▸ **Activity**:
Reproduce each line from the records that holds "this".

▸ **Task material**:
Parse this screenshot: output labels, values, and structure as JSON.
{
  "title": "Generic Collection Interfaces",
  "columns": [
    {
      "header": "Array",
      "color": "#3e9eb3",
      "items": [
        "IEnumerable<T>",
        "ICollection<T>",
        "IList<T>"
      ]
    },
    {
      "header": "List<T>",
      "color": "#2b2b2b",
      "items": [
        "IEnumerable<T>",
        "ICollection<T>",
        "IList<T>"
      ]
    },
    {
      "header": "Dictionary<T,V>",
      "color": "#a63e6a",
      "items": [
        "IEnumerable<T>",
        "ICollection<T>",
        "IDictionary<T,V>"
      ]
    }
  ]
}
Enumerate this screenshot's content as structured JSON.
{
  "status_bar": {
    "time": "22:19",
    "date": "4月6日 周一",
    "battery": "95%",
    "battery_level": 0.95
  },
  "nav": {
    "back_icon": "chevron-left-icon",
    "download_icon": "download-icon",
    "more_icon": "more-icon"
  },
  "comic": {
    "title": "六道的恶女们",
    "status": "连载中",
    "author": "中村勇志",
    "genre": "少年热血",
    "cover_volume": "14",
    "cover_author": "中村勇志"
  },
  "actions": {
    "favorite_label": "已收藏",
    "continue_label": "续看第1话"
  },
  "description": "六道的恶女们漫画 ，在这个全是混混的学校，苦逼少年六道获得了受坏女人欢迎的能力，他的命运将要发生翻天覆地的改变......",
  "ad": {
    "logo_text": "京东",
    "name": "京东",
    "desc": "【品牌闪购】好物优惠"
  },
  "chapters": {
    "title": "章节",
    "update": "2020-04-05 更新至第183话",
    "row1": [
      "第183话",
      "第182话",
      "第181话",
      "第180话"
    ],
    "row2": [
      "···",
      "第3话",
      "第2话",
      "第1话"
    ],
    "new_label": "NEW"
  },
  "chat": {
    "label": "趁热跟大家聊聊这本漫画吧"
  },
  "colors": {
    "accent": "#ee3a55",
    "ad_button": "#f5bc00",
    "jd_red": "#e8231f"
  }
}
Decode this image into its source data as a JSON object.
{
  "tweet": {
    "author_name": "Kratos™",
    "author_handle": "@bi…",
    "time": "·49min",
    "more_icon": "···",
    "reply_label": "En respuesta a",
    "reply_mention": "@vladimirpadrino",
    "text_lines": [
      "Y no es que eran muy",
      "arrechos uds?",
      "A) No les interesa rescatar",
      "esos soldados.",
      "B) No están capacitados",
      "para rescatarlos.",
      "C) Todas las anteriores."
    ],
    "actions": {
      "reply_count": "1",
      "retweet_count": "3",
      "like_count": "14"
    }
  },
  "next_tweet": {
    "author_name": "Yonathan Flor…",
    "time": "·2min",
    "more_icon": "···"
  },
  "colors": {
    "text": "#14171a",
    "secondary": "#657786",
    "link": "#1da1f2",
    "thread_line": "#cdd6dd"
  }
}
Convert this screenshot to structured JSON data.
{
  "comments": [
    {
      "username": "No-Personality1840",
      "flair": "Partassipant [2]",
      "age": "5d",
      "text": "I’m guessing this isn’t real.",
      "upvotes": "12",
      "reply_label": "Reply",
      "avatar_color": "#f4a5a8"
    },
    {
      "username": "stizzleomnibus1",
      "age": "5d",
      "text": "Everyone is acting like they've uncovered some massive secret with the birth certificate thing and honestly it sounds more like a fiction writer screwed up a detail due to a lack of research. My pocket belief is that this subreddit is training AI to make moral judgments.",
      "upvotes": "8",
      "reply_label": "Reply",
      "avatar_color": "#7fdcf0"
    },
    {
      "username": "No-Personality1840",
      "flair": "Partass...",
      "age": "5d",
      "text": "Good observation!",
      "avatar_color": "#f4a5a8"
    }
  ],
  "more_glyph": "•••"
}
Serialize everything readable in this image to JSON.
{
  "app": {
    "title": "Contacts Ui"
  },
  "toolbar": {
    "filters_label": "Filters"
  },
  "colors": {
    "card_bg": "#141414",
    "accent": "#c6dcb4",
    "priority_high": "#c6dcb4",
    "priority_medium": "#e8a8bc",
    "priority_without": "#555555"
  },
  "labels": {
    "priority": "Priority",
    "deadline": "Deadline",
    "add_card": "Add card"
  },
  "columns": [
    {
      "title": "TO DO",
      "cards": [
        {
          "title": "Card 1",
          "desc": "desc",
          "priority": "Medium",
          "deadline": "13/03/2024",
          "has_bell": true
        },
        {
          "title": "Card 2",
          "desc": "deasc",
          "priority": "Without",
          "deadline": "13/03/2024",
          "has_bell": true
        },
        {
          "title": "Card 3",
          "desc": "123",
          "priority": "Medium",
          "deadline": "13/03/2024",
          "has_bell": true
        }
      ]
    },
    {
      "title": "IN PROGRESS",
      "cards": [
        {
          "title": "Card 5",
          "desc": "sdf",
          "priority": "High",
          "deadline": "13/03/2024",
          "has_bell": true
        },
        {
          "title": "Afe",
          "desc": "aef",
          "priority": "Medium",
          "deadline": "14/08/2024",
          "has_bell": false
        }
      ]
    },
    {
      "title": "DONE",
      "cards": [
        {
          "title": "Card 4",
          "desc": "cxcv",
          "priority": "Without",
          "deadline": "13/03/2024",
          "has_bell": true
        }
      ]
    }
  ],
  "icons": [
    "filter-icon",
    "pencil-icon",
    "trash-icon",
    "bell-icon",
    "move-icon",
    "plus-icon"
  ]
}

▸ **Task solution**:
Parse this screenshot: output labels, values, and structure as JSON.
Enumerate this screenshot's content as structured JSON.
Decode this image into its source data as a JSON object.
Convert this screenshot to structured JSON data.
      "text": "I’m guessing this isn’t real.",
      "text": "Everyone is acting like they've uncovered some massive secret with the birth certificate thing and honestly it sounds more like a fiction writer screwed up a detail due to a lack of research. My pocket belief is that this subreddit is training AI to make moral judgments.",
Serialize everything readable in this image to JSON.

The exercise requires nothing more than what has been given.